**Required action**
Each record should be written out exactly as given.

BEGIN Source data

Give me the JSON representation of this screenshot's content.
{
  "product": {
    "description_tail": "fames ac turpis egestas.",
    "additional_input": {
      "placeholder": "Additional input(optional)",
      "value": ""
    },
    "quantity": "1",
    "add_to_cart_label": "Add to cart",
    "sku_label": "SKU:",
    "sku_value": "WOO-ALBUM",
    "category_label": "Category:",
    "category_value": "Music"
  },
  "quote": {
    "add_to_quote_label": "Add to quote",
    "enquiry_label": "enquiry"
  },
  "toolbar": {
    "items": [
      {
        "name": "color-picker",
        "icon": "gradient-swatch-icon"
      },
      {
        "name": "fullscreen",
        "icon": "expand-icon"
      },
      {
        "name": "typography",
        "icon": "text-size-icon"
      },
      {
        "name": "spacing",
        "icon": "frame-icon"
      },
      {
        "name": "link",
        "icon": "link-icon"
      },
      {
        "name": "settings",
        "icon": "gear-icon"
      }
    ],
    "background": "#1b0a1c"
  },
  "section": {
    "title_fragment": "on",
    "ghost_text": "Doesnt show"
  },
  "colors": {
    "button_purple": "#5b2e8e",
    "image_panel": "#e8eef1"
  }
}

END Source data

**Reply to the task**
Give me the JSON representation of this screenshot's content.
{
  "product": {
    "description_tail": "fames ac turpis egestas.",
    "additional_input": {
      "placeholder": "Additional input(optional)",
      "value": ""
    },
    "quantity": "1",
    "add_to_cart_label": "Add to cart",
    "sku_label": "SKU:",
    "sku_value": "WOO-ALBUM",
    "category_label": "Category:",
    "category_value": "Music"
  },
  "quote": {
    "add_to_quote_label": "Add to quote",
    "enquiry_label": "enquiry"
  },
  "toolbar": {
    "items": [
      {
        "name": "color-picker",
        "icon": "gradient-swatch-icon"
      },
      {
        "name": "fullscreen",
        "icon": "expand-icon"
      },
      {
        "name": "typography",
        "icon": "text-size-icon"
      },
      {
        "name": "spacing",
        "icon": "frame-icon"
      },
      {
        "name": "link",
        "icon": "link-icon"
      },
      {
        "name": "settings",
        "icon": "gear-icon"
      }
    ],
    "background": "#1b0a1c"
  },
  "section": {
    "title_fragment": "on",
    "ghost_text": "Doesnt show"
  },
  "colors": {
    "button_purple": "#5b2e8e",
    "image_panel": "#e8eef1"
  }
}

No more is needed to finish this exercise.